TASK DATA ->
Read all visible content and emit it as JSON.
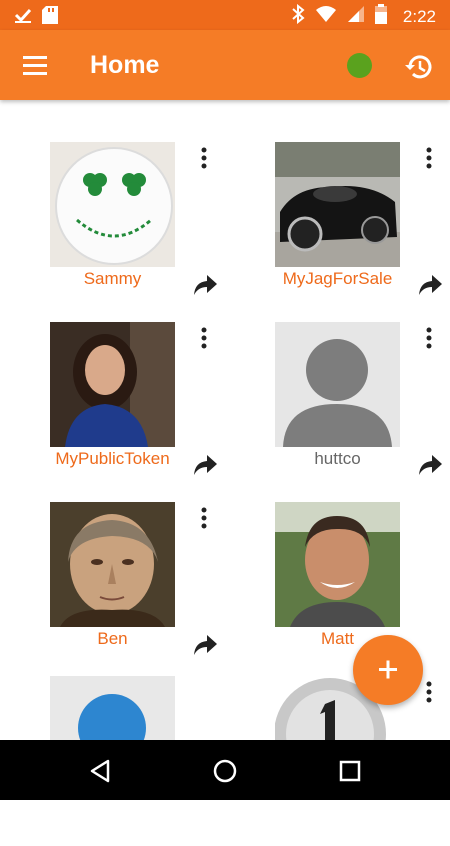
{
  "status_bar": {
    "time": "2:22"
  },
  "app_bar": {
    "title": "Home",
    "status_color": "#5aa21e"
  },
  "tokens": [
    {
      "label": "Sammy",
      "image": "shamrock-smiley-button"
    },
    {
      "label": "MyJagForSale",
      "image": "black-jaguar-car"
    },
    {
      "label": "MyPublicToken",
      "image": "woman-portrait"
    },
    {
      "label": "huttco",
      "image": "default-avatar"
    },
    {
      "label": "Ben",
      "image": "benjamin-franklin-portrait"
    },
    {
      "label": "Matt",
      "image": "man-portrait"
    },
    {
      "label": "",
      "image": "blue-circle"
    },
    {
      "label": "",
      "image": "silver-coin-number-1"
    }
  ],
  "colors": {
    "status_bar": "#ee6a1b",
    "app_bar": "#f57c26",
    "accent": "#f57c26",
    "label": "#ee6a1b"
  },
  "icons": [
    "menu-icon",
    "history-icon",
    "more-vert-icon",
    "share-icon",
    "add-icon",
    "back-icon",
    "home-icon",
    "recents-icon"
  ]
}
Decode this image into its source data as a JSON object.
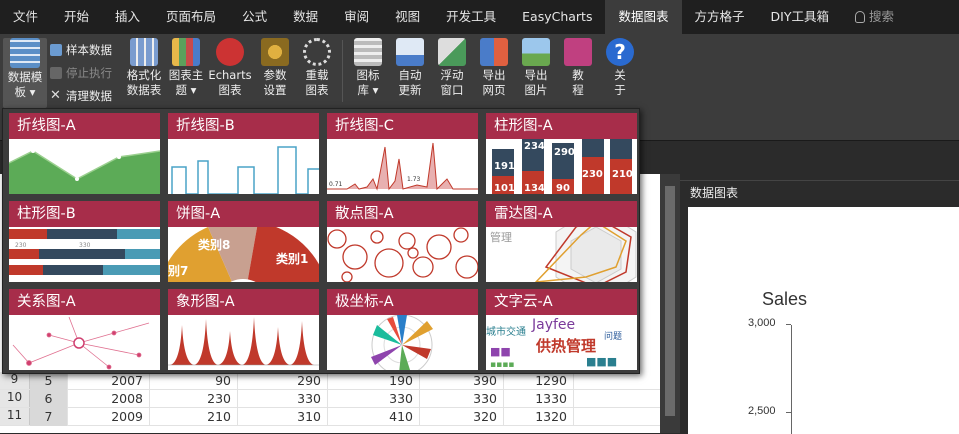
{
  "tabs": [
    "文件",
    "开始",
    "插入",
    "页面布局",
    "公式",
    "数据",
    "审阅",
    "视图",
    "开发工具",
    "EasyCharts",
    "数据图表",
    "方方格子",
    "DIY工具箱"
  ],
  "active_tab": "数据图表",
  "search_label": "搜索",
  "ribbon": {
    "data_template": {
      "line1": "数据模",
      "line2": "板 ▾"
    },
    "sample_data": "样本数据",
    "stop_exec": "停止执行",
    "clear_data": "清理数据",
    "format_table": {
      "line1": "格式化",
      "line2": "数据表"
    },
    "chart_theme": {
      "line1": "图表主",
      "line2": "题 ▾"
    },
    "echarts": {
      "line1": "Echarts",
      "line2": "图表"
    },
    "param_settings": {
      "line1": "参数",
      "line2": "设置"
    },
    "reload_chart": {
      "line1": "重载",
      "line2": "图表"
    },
    "icon_library": {
      "line1": "图标",
      "line2": "库 ▾"
    },
    "auto_update": {
      "line1": "自动",
      "line2": "更新"
    },
    "float_window": {
      "line1": "浮动",
      "line2": "窗口"
    },
    "export_web": {
      "line1": "导出",
      "line2": "网页"
    },
    "export_image": {
      "line1": "导出",
      "line2": "图片"
    },
    "tutorial": {
      "line1": "教",
      "line2": "程"
    },
    "about": {
      "line1": "关",
      "line2": "于"
    }
  },
  "gallery": [
    {
      "title": "折线图-A",
      "kind": "area"
    },
    {
      "title": "折线图-B",
      "kind": "step"
    },
    {
      "title": "折线图-C",
      "kind": "spike",
      "labels": [
        "0.71",
        "1.73"
      ]
    },
    {
      "title": "柱形图-A",
      "kind": "stack",
      "labels": [
        "191",
        "234",
        "290",
        "230",
        "210",
        "101",
        "134",
        "90"
      ]
    },
    {
      "title": "柱形图-B",
      "kind": "hbar",
      "labels": [
        "230",
        "330"
      ]
    },
    {
      "title": "饼图-A",
      "kind": "pie",
      "labels": [
        "类别8",
        "类别1",
        "别7"
      ]
    },
    {
      "title": "散点图-A",
      "kind": "bubble"
    },
    {
      "title": "雷达图-A",
      "kind": "radar",
      "labels": [
        "管理"
      ]
    },
    {
      "title": "关系图-A",
      "kind": "graph"
    },
    {
      "title": "象形图-A",
      "kind": "pictorial"
    },
    {
      "title": "极坐标-A",
      "kind": "polar"
    },
    {
      "title": "文字云-A",
      "kind": "wordcloud",
      "labels": [
        "城市交通",
        "Jayfee",
        "供热管理",
        "问题"
      ]
    }
  ],
  "sheet": {
    "rows": [
      {
        "num": "9",
        "a": "5",
        "year": "2007",
        "v1": "90",
        "v2": "290",
        "v3": "190",
        "v4": "390",
        "v5": "1290"
      },
      {
        "num": "10",
        "a": "6",
        "year": "2008",
        "v1": "230",
        "v2": "330",
        "v3": "330",
        "v4": "330",
        "v5": "1330"
      },
      {
        "num": "11",
        "a": "7",
        "year": "2009",
        "v1": "210",
        "v2": "310",
        "v3": "410",
        "v4": "320",
        "v5": "1320"
      }
    ]
  },
  "side_panel": {
    "title": "数据图表",
    "chart": {
      "title": "Sales",
      "ticks": [
        "3,000",
        "2,500"
      ]
    }
  },
  "colors": {
    "card_header": "#a72d4a",
    "accent_red": "#c0392b",
    "dark_slate": "#34495e",
    "green_fill": "#5cab57",
    "teal": "#4a9bb5"
  }
}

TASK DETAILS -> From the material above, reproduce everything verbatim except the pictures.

OUTPUT OF THE TASK ->
Read all visible content and emit it as JSON.
{
  "status_bar": {
    "time": "2:22"
  },
  "app_bar": {
    "title": "Home",
    "status_color": "#5aa21e"
  },
  "tokens": [
    {
      "label": "Sammy",
      "image": "shamrock-smiley-button"
    },
    {
      "label": "MyJagForSale",
      "image": "black-jaguar-car"
    },
    {
      "label": "MyPublicToken",
      "image": "woman-portrait"
    },
    {
      "label": "huttco",
      "image": "default-avatar"
    },
    {
      "label": "Ben",
      "image": "benjamin-franklin-portrait"
    },
    {
      "label": "Matt",
      "image": "man-portrait"
    },
    {
      "label": "",
      "image": "blue-circle"
    },
    {
      "label": "",
      "image": "silver-coin-number-1"
    }
  ],
  "colors": {
    "status_bar": "#ee6a1b",
    "app_bar": "#f57c26",
    "accent": "#f57c26",
    "label": "#ee6a1b"
  },
  "icons": [
    "menu-icon",
    "history-icon",
    "more-vert-icon",
    "share-icon",
    "add-icon",
    "back-icon",
    "home-icon",
    "recents-icon"
  ]
}
Decode this image into its source data as a JSON object.
{
  "tabs": [
    "文件",
    "开始",
    "插入",
    "页面布局",
    "公式",
    "数据",
    "审阅",
    "视图",
    "开发工具",
    "EasyCharts",
    "数据图表",
    "方方格子",
    "DIY工具箱"
  ],
  "active_tab": "数据图表",
  "search_label": "搜索",
  "ribbon": {
    "data_template": {
      "line1": "数据模",
      "line2": "板 ▾"
    },
    "sample_data": "样本数据",
    "stop_exec": "停止执行",
    "clear_data": "清理数据",
    "format_table": {
      "line1": "格式化",
      "line2": "数据表"
    },
    "chart_theme": {
      "line1": "图表主",
      "line2": "题 ▾"
    },
    "echarts": {
      "line1": "Echarts",
      "line2": "图表"
    },
    "param_settings": {
      "line1": "参数",
      "line2": "设置"
    },
    "reload_chart": {
      "line1": "重载",
      "line2": "图表"
    },
    "icon_library": {
      "line1": "图标",
      "line2": "库 ▾"
    },
    "auto_update": {
      "line1": "自动",
      "line2": "更新"
    },
    "float_window": {
      "line1": "浮动",
      "line2": "窗口"
    },
    "export_web": {
      "line1": "导出",
      "line2": "网页"
    },
    "export_image": {
      "line1": "导出",
      "line2": "图片"
    },
    "tutorial": {
      "line1": "教",
      "line2": "程"
    },
    "about": {
      "line1": "关",
      "line2": "于"
    }
  },
  "gallery": [
    {
      "title": "折线图-A",
      "kind": "area"
    },
    {
      "title": "折线图-B",
      "kind": "step"
    },
    {
      "title": "折线图-C",
      "kind": "spike",
      "labels": [
        "0.71",
        "1.73"
      ]
    },
    {
      "title": "柱形图-A",
      "kind": "stack",
      "labels": [
        "191",
        "234",
        "290",
        "230",
        "210",
        "101",
        "134",
        "90"
      ]
    },
    {
      "title": "柱形图-B",
      "kind": "hbar",
      "labels": [
        "230",
        "330"
      ]
    },
    {
      "title": "饼图-A",
      "kind": "pie",
      "labels": [
        "类别8",
        "类别1",
        "别7"
      ]
    },
    {
      "title": "散点图-A",
      "kind": "bubble"
    },
    {
      "title": "雷达图-A",
      "kind": "radar",
      "labels": [
        "管理"
      ]
    },
    {
      "title": "关系图-A",
      "kind": "graph"
    },
    {
      "title": "象形图-A",
      "kind": "pictorial"
    },
    {
      "title": "极坐标-A",
      "kind": "polar"
    },
    {
      "title": "文字云-A",
      "kind": "wordcloud",
      "labels": [
        "城市交通",
        "Jayfee",
        "供热管理",
        "问题"
      ]
    }
  ],
  "sheet": {
    "rows": [
      {
        "num": "9",
        "a": "5",
        "year": "2007",
        "v1": "90",
        "v2": "290",
        "v3": "190",
        "v4": "390",
        "v5": "1290"
      },
      {
        "num": "10",
        "a": "6",
        "year": "2008",
        "v1": "230",
        "v2": "330",
        "v3": "330",
        "v4": "330",
        "v5": "1330"
      },
      {
        "num": "11",
        "a": "7",
        "year": "2009",
        "v1": "210",
        "v2": "310",
        "v3": "410",
        "v4": "320",
        "v5": "1320"
      }
    ]
  },
  "side_panel": {
    "title": "数据图表",
    "chart": {
      "title": "Sales",
      "ticks": [
        "3,000",
        "2,500"
      ]
    }
  },
  "colors": {
    "card_header": "#a72d4a",
    "accent_red": "#c0392b",
    "dark_slate": "#34495e",
    "green_fill": "#5cab57",
    "teal": "#4a9bb5"
  }
}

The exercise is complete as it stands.